Broken Base - The changes brought by the second edition did this, as did the third. Business as usual with Tabletop Game edition changes, in other words.
Within second edition fandom Renegade Crowns is either a brilliant toolkit for a GM to create his or her own unique yet very Warhammer corner of the Old World or a wasted opportunity to shed light on a previously mostly ignored area.
Germans Love David Hasselhoff - WFRP is very popular in Poland, partially because it was widely available while DnD was almost unknown until a few years ago, and partially because the typical Polish tabletop player is a Grumpy Bear who really enjoys the setting's cynicism.

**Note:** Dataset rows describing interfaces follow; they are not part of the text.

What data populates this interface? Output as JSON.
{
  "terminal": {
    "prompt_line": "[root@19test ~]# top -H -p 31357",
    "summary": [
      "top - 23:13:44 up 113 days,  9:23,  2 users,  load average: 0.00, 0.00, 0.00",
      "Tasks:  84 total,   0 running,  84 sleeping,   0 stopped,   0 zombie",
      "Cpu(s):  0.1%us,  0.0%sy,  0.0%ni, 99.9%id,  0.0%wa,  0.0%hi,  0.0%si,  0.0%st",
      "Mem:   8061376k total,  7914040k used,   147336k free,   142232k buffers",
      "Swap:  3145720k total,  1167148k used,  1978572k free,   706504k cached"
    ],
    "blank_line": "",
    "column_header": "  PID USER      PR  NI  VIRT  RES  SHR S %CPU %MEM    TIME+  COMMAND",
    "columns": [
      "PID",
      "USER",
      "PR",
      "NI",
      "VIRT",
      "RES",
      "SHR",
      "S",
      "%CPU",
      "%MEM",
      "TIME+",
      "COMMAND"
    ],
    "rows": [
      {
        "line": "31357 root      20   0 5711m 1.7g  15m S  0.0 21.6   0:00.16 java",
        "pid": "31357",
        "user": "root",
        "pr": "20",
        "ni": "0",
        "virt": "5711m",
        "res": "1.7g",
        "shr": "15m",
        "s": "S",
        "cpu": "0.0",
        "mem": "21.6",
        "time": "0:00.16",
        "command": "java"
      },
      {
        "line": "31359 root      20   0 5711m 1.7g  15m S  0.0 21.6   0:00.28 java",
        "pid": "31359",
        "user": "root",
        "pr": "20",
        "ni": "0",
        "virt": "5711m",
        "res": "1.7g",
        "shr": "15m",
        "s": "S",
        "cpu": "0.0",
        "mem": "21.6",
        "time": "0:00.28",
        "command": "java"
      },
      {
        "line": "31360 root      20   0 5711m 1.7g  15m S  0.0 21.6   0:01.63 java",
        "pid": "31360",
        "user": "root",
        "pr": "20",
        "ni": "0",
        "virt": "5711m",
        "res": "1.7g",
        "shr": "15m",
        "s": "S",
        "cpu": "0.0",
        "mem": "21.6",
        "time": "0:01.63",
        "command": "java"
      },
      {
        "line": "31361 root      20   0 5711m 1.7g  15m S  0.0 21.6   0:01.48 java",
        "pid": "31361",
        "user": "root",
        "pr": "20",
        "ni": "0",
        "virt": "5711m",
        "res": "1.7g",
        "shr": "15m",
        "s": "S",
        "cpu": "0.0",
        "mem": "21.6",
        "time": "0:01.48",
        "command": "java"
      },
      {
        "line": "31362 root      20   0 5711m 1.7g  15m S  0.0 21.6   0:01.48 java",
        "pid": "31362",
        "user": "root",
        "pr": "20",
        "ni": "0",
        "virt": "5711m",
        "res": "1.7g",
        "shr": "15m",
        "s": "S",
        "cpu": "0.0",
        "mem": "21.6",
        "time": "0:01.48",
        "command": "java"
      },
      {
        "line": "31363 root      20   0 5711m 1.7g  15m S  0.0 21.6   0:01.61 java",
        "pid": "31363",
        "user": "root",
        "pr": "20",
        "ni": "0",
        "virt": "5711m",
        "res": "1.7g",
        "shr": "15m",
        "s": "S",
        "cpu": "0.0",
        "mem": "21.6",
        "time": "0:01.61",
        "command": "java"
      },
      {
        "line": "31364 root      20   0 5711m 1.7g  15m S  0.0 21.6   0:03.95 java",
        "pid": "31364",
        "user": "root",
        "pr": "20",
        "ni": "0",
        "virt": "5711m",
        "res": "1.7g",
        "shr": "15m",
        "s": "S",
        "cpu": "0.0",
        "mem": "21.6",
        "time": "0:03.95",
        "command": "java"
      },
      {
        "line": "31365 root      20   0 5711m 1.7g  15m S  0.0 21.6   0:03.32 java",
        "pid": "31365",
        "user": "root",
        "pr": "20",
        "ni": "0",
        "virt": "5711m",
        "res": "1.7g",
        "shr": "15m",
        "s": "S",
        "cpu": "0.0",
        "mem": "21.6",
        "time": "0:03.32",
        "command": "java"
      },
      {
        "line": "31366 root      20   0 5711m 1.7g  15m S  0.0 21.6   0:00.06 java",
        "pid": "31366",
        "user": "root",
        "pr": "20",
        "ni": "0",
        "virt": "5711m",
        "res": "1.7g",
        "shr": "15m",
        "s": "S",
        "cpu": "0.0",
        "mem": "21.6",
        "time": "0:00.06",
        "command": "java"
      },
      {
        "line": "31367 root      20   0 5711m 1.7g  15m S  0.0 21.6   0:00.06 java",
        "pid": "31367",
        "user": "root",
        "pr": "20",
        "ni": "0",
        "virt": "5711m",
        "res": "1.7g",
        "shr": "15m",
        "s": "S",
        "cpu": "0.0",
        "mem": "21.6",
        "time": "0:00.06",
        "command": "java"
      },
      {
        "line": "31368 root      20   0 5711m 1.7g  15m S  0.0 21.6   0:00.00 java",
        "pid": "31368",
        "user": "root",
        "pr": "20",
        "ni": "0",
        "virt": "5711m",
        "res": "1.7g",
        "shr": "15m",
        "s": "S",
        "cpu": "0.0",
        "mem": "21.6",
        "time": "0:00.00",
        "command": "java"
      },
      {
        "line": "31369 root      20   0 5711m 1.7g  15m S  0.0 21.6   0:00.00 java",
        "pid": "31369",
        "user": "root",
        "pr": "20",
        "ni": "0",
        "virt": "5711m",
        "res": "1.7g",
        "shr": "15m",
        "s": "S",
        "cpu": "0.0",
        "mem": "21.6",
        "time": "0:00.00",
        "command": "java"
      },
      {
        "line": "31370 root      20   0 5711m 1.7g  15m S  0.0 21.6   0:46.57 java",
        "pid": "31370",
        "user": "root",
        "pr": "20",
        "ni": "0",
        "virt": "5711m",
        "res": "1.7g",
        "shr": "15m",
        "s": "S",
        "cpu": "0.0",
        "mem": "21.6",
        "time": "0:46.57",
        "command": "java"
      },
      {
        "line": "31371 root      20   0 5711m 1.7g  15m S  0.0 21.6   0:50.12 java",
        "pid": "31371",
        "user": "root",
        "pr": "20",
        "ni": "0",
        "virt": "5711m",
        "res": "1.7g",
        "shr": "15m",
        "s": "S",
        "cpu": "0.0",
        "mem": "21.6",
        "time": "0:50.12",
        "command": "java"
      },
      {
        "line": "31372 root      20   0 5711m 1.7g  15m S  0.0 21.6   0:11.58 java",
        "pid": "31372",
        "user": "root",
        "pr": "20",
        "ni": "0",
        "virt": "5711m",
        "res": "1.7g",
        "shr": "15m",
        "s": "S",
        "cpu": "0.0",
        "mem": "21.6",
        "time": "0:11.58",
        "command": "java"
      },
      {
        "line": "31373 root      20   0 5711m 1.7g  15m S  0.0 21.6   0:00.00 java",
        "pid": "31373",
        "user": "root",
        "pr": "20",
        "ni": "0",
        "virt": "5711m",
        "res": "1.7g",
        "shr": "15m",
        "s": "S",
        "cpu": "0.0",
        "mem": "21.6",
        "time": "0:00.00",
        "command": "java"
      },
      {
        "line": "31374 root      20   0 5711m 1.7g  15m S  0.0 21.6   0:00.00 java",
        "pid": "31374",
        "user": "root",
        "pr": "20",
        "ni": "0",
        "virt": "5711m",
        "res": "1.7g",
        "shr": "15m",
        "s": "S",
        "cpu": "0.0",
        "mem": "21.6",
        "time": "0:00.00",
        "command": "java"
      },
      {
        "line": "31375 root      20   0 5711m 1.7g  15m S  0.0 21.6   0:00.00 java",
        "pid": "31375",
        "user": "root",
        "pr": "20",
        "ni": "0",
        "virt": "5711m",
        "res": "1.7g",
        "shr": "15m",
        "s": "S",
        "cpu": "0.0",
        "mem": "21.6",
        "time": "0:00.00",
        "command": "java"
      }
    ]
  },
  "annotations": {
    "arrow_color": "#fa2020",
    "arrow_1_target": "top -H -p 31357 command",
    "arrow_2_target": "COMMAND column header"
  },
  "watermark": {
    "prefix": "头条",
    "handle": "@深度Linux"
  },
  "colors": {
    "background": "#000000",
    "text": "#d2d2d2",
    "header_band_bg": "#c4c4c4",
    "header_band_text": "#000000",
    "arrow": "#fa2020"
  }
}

Heartwarming Moments: In one short story, an Imperial scholar braves the burning sands and undead hordes to travel to the city of Bel Aliad. They get caught when his guide decides to pilfer the tombs, and the two are escorted by skeleton warriors to a chamber where a mummified prince sits on a throne, flanked by a priest who speaks in fluent Reikspiel. The prince, through the priest, asks why the scholar has come here to steal his possessions, and the scholar explains he hasn't come here looking for treasure - he seeks a cure for his wife dying from poison inflicted by a jealous rival. The prince listens to the translation from the priest, pauses for a moment and then gestures for his guards to chop off the thieving guide's head and release the scholar. With that, the prince smiles, gets up out of his chair and speaks to the priest one last time before exiting the chamber with his skeletal retinue. The priest steps down and says to the scholar: "My lord commands me to tell you that he, too, loved once.He too would've travelled to the ends of the world to save his love. I am to show you the wisdom you seek." He then guides the scholar to a secret chamber and shows him the knowledge he needs to save his wife.